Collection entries
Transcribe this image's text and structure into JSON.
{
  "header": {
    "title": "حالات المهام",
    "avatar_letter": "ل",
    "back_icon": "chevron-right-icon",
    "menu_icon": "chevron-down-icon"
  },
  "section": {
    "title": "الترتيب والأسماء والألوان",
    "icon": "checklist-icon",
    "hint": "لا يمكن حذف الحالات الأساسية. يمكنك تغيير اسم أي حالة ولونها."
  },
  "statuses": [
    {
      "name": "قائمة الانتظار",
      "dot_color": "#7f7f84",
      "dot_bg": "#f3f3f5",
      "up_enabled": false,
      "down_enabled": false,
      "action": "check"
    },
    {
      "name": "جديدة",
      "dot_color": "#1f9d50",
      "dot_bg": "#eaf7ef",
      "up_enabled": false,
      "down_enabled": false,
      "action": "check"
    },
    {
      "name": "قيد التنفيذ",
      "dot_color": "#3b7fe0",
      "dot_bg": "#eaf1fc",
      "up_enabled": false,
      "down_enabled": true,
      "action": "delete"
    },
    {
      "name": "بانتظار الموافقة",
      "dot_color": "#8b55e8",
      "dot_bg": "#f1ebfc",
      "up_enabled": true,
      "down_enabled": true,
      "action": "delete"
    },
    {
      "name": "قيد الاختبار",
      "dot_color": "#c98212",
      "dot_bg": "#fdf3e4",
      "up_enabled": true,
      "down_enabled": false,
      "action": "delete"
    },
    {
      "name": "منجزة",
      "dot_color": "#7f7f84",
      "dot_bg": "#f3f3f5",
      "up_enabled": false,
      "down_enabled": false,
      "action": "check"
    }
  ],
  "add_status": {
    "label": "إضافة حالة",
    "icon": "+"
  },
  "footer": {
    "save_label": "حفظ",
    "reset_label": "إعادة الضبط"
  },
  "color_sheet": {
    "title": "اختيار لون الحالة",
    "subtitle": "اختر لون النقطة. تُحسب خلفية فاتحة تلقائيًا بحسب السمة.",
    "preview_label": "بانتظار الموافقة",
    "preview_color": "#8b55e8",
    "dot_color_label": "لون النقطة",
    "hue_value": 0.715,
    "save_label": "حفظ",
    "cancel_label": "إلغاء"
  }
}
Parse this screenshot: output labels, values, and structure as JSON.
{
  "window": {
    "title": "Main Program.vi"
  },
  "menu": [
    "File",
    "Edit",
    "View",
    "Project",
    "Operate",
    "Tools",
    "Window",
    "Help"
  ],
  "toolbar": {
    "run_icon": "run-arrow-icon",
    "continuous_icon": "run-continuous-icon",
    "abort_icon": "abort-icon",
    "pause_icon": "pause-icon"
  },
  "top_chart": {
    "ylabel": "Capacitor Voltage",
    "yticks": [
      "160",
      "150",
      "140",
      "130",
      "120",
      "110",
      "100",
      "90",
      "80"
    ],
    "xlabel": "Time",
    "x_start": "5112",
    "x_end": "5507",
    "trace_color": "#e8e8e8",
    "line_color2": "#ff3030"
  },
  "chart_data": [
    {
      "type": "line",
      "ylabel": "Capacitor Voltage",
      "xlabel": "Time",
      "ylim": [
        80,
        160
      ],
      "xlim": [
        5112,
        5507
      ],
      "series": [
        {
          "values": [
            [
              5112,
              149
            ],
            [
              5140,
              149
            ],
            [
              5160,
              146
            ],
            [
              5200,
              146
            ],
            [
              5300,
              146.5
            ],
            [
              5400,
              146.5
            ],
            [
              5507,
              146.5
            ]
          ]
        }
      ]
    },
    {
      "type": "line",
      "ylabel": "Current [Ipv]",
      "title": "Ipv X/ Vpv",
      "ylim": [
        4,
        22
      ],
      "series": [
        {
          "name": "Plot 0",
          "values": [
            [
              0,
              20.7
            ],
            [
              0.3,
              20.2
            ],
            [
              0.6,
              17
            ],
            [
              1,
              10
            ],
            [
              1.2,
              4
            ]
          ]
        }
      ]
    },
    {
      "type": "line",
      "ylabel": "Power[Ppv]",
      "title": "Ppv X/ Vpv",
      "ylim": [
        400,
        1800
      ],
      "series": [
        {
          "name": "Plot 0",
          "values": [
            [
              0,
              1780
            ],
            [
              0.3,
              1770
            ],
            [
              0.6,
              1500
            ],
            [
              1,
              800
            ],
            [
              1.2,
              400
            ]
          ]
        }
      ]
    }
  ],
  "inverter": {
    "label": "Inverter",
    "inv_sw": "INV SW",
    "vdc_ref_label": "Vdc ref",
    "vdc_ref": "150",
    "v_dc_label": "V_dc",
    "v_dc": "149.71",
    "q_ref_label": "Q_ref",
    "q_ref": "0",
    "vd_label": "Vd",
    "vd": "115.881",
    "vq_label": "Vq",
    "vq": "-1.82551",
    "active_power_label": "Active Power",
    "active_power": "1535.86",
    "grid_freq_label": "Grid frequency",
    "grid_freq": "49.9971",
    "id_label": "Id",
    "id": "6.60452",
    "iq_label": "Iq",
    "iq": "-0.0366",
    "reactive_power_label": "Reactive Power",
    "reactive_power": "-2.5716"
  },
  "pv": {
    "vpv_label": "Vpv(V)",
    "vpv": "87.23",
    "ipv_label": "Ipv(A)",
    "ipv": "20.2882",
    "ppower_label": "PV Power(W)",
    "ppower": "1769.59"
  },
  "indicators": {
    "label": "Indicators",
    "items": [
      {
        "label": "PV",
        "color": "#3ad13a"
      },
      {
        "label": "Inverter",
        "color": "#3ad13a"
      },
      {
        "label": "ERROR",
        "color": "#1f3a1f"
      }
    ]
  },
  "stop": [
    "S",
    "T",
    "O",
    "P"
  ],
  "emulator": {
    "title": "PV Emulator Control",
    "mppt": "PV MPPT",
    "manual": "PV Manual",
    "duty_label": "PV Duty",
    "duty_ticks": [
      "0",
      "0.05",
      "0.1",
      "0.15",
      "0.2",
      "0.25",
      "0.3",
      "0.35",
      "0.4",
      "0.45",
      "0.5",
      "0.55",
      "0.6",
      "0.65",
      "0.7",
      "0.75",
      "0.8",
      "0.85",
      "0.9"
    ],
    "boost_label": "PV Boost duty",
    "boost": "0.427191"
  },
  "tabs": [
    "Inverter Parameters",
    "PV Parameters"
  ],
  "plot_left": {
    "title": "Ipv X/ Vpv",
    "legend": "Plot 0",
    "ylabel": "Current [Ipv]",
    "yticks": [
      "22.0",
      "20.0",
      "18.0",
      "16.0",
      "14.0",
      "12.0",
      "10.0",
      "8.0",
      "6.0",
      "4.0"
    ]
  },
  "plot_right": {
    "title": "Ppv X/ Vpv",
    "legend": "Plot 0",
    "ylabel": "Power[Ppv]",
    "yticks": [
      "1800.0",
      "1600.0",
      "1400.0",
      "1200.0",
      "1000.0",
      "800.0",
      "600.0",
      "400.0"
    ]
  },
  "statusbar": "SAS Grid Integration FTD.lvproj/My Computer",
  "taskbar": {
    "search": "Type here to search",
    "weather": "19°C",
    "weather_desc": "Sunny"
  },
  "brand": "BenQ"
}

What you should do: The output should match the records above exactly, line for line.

Solution for this problem:
Transcribe this image's text and structure into JSON.
{
  "header": {
    "title": "حالات المهام",
    "avatar_letter": "ل",
    "back_icon": "chevron-right-icon",
    "menu_icon": "chevron-down-icon"
  },
  "section": {
    "title": "الترتيب والأسماء والألوان",
    "icon": "checklist-icon",
    "hint": "لا يمكن حذف الحالات الأساسية. يمكنك تغيير اسم أي حالة ولونها."
  },
  "statuses": [
    {
      "name": "قائمة الانتظار",
      "dot_color": "#7f7f84",
      "dot_bg": "#f3f3f5",
      "up_enabled": false,
      "down_enabled": false,
      "action": "check"
    },
    {
      "name": "جديدة",
      "dot_color": "#1f9d50",
      "dot_bg": "#eaf7ef",
      "up_enabled": false,
      "down_enabled": false,
      "action": "check"
    },
    {
      "name": "قيد التنفيذ",
      "dot_color": "#3b7fe0",
      "dot_bg": "#eaf1fc",
      "up_enabled": false,
      "down_enabled": true,
      "action": "delete"
    },
    {
      "name": "بانتظار الموافقة",
      "dot_color": "#8b55e8",
      "dot_bg": "#f1ebfc",
      "up_enabled": true,
      "down_enabled": true,
      "action": "delete"
    },
    {
      "name": "قيد الاختبار",
      "dot_color": "#c98212",
      "dot_bg": "#fdf3e4",
      "up_enabled": true,
      "down_enabled": false,
      "action": "delete"
    },
    {
      "name": "منجزة",
      "dot_color": "#7f7f84",
      "dot_bg": "#f3f3f5",
      "up_enabled": false,
      "down_enabled": false,
      "action": "check"
    }
  ],
  "add_status": {
    "label": "إضافة حالة",
    "icon": "+"
  },
  "footer": {
    "save_label": "حفظ",
    "reset_label": "إعادة الضبط"
  },
  "color_sheet": {
    "title": "اختيار لون الحالة",
    "subtitle": "اختر لون النقطة. تُحسب خلفية فاتحة تلقائيًا بحسب السمة.",
    "preview_label": "بانتظار الموافقة",
    "preview_color": "#8b55e8",
    "dot_color_label": "لون النقطة",
    "hue_value": 0.715,
    "save_label": "حفظ",
    "cancel_label": "إلغاء"
  }
}
Parse this screenshot: output labels, values, and structure as JSON.
{
  "window": {
    "title": "Main Program.vi"
  },
  "menu": [
    "File",
    "Edit",
    "View",
    "Project",
    "Operate",
    "Tools",
    "Window",
    "Help"
  ],
  "toolbar": {
    "run_icon": "run-arrow-icon",
    "continuous_icon": "run-continuous-icon",
    "abort_icon": "abort-icon",
    "pause_icon": "pause-icon"
  },
  "top_chart": {
    "ylabel": "Capacitor Voltage",
    "yticks": [
      "160",
      "150",
      "140",
      "130",
      "120",
      "110",
      "100",
      "90",
      "80"
    ],
    "xlabel": "Time",
    "x_start": "5112",
    "x_end": "5507",
    "trace_color": "#e8e8e8",
    "line_color2": "#ff3030"
  },
  "chart_data": [
    {
      "type": "line",
      "ylabel": "Capacitor Voltage",
      "xlabel": "Time",
      "ylim": [
        80,
        160
      ],
      "xlim": [
        5112,
        5507
      ],
      "series": [
        {
          "values": [
            [
              5112,
              149
            ],
            [
              5140,
              149
            ],
            [
              5160,
              146
            ],
            [
              5200,
              146
            ],
            [
              5300,
              146.5
            ],
            [
              5400,
              146.5
            ],
            [
              5507,
              146.5
            ]
          ]
        }
      ]
    },
    {
      "type": "line",
      "ylabel": "Current [Ipv]",
      "title": "Ipv X/ Vpv",
      "ylim": [
        4,
        22
      ],
      "series": [
        {
          "name": "Plot 0",
          "values": [
            [
              0,
              20.7
            ],
            [
              0.3,
              20.2
            ],
            [
              0.6,
              17
            ],
            [
              1,
              10
            ],
            [
              1.2,
              4
            ]
          ]
        }
      ]
    },
    {
      "type": "line",
      "ylabel": "Power[Ppv]",
      "title": "Ppv X/ Vpv",
      "ylim": [
        400,
        1800
      ],
      "series": [
        {
          "name": "Plot 0",
          "values": [
            [
              0,
              1780
            ],
            [
              0.3,
              1770
            ],
            [
              0.6,
              1500
            ],
            [
              1,
              800
            ],
            [
              1.2,
              400
            ]
          ]
        }
      ]
    }
  ],
  "inverter": {
    "label": "Inverter",
    "inv_sw": "INV SW",
    "vdc_ref_label": "Vdc ref",
    "vdc_ref": "150",
    "v_dc_label": "V_dc",
    "v_dc": "149.71",
    "q_ref_label": "Q_ref",
    "q_ref": "0",
    "vd_label": "Vd",
    "vd": "115.881",
    "vq_label": "Vq",
    "vq": "-1.82551",
    "active_power_label": "Active Power",
    "active_power": "1535.86",
    "grid_freq_label": "Grid frequency",
    "grid_freq": "49.9971",
    "id_label": "Id",
    "id": "6.60452",
    "iq_label": "Iq",
    "iq": "-0.0366",
    "reactive_power_label": "Reactive Power",
    "reactive_power": "-2.5716"
  },
  "pv": {
    "vpv_label": "Vpv(V)",
    "vpv": "87.23",
    "ipv_label": "Ipv(A)",
    "ipv": "20.2882",
    "ppower_label": "PV Power(W)",
    "ppower": "1769.59"
  },
  "indicators": {
    "label": "Indicators",
    "items": [
      {
        "label": "PV",
        "color": "#3ad13a"
      },
      {
        "label": "Inverter",
        "color": "#3ad13a"
      },
      {
        "label": "ERROR",
        "color": "#1f3a1f"
      }
    ]
  },
  "stop": [
    "S",
    "T",
    "O",
    "P"
  ],
  "emulator": {
    "title": "PV Emulator Control",
    "mppt": "PV MPPT",
    "manual": "PV Manual",
    "duty_label": "PV Duty",
    "duty_ticks": [
      "0",
      "0.05",
      "0.1",
      "0.15",
      "0.2",
      "0.25",
      "0.3",
      "0.35",
      "0.4",
      "0.45",
      "0.5",
      "0.55",
      "0.6",
      "0.65",
      "0.7",
      "0.75",
      "0.8",
      "0.85",
      "0.9"
    ],
    "boost_label": "PV Boost duty",
    "boost": "0.427191"
  },
  "tabs": [
    "Inverter Parameters",
    "PV Parameters"
  ],
  "plot_left": {
    "title": "Ipv X/ Vpv",
    "legend": "Plot 0",
    "ylabel": "Current [Ipv]",
    "yticks": [
      "22.0",
      "20.0",
      "18.0",
      "16.0",
      "14.0",
      "12.0",
      "10.0",
      "8.0",
      "6.0",
      "4.0"
    ]
  },
  "plot_right": {
    "title": "Ppv X/ Vpv",
    "legend": "Plot 0",
    "ylabel": "Power[Ppv]",
    "yticks": [
      "1800.0",
      "1600.0",
      "1400.0",
      "1200.0",
      "1000.0",
      "800.0",
      "600.0",
      "400.0"
    ]
  },
  "statusbar": "SAS Grid Integration FTD.lvproj/My Computer",
  "taskbar": {
    "search": "Type here to search",
    "weather": "19°C",
    "weather_desc": "Sunny"
  },
  "brand": "BenQ"
}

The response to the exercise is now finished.